» **Excerpts from an interface dataset**
========
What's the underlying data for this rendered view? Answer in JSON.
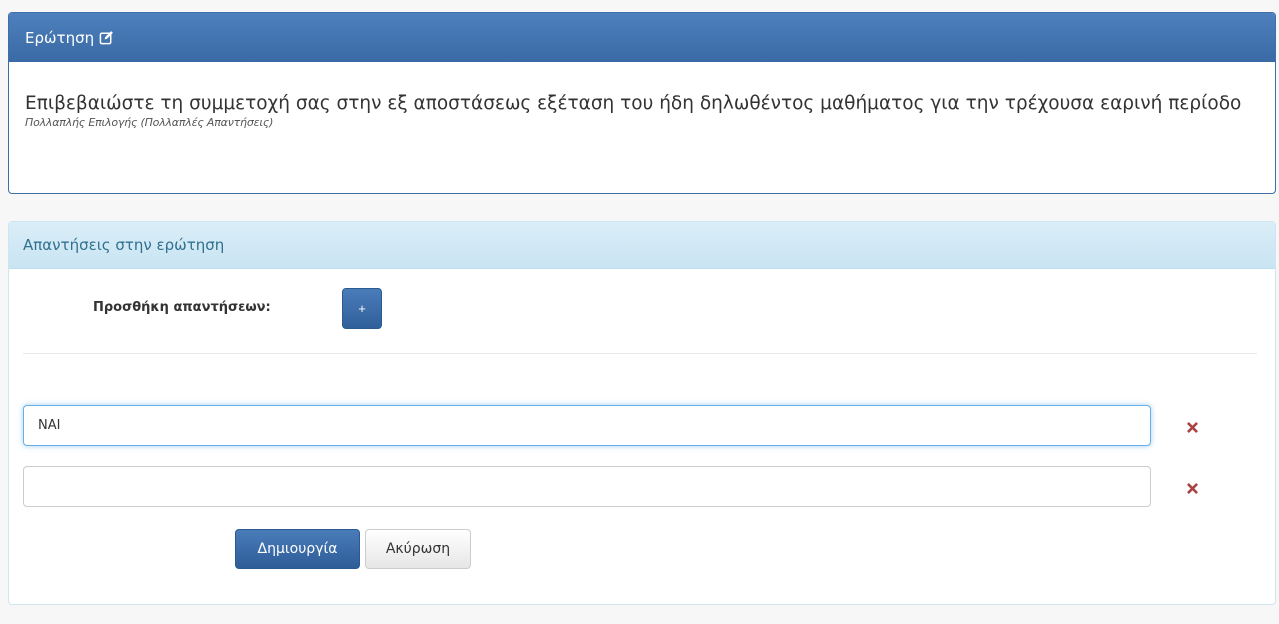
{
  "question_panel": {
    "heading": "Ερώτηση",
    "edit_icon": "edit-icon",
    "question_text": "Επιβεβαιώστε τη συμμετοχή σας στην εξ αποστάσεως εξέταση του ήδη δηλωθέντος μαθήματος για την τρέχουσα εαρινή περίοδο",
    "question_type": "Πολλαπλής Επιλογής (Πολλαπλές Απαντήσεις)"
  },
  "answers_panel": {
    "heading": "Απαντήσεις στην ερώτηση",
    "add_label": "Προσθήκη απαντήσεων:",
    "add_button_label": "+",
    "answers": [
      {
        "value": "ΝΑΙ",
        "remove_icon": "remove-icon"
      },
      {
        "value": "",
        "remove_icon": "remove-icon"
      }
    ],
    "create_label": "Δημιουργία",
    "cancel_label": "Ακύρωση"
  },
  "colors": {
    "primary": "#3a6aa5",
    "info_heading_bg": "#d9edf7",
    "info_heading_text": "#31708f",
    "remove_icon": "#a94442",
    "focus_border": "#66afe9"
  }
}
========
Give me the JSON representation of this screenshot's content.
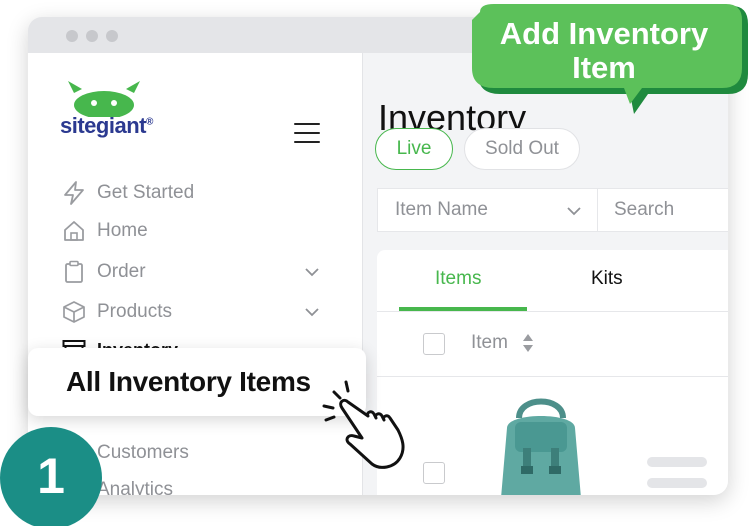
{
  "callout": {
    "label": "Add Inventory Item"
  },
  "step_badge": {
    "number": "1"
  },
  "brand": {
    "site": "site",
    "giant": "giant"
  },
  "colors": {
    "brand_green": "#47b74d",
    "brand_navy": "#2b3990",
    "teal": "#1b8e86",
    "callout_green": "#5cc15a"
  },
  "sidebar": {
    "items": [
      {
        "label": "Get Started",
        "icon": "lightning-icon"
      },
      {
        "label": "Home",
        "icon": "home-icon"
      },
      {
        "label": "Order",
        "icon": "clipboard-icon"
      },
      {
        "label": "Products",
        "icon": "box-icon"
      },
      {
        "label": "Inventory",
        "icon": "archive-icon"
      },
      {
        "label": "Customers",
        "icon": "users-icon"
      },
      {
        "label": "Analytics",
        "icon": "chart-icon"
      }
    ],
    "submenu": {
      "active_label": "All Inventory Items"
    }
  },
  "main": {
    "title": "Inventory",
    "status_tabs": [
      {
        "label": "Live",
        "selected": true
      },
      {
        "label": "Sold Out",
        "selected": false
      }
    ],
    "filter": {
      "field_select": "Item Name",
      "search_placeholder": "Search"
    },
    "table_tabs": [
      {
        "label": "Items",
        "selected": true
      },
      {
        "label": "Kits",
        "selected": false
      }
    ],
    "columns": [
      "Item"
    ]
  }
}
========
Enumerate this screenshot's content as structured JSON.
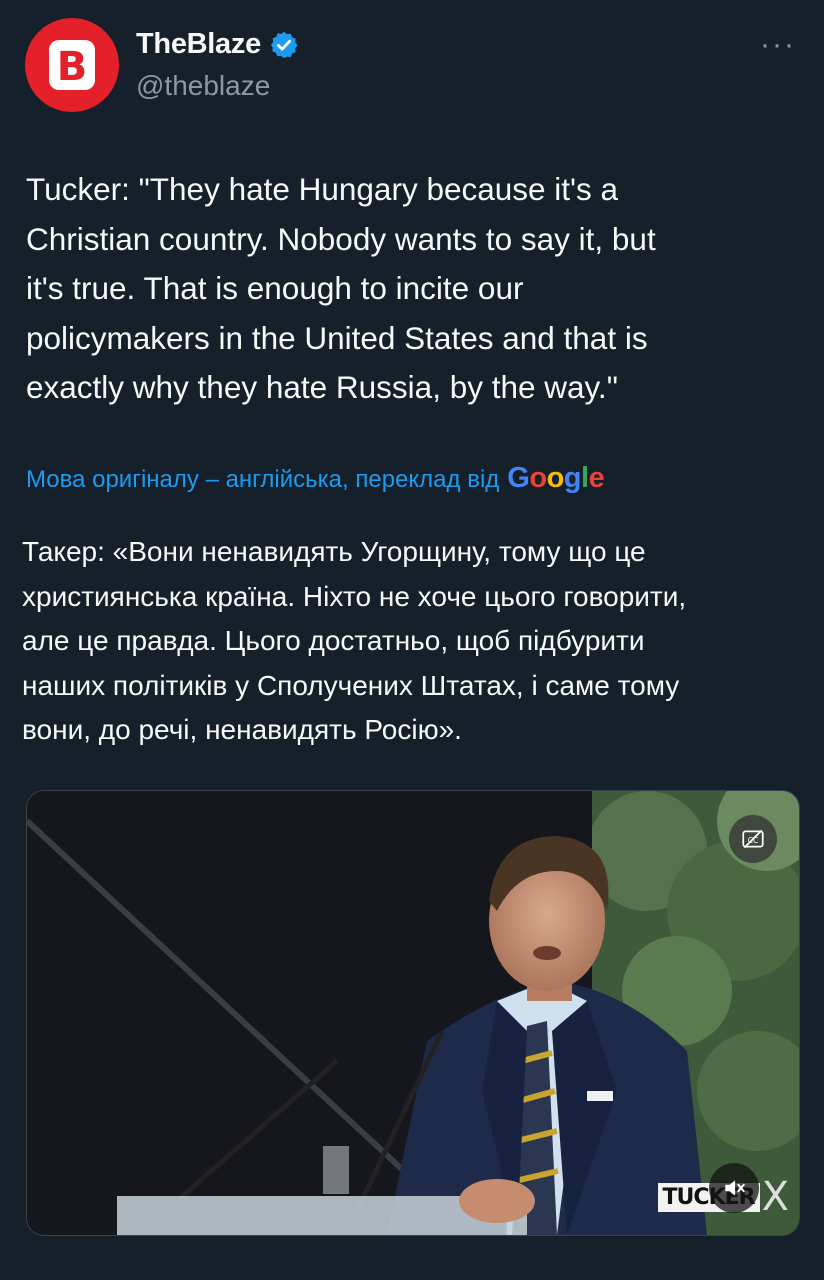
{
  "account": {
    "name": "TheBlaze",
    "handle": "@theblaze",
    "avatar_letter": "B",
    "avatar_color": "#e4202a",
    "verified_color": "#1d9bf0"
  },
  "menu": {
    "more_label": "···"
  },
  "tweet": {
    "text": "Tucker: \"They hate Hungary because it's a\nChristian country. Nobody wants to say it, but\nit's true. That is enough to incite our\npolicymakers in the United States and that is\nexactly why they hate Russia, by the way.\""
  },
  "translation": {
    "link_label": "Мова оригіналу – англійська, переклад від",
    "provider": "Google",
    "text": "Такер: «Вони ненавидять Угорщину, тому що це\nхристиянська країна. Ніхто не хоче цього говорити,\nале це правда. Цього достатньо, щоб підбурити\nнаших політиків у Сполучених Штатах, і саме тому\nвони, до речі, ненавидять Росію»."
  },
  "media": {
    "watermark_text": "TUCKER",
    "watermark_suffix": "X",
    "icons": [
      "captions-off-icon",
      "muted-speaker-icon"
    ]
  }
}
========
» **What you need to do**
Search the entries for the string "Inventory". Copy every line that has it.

» **Answer box**
    "label": "Add Inventory Item"
        "label": "Inventory",
      "active_label": "All Inventory Items"
    "title": "Inventory",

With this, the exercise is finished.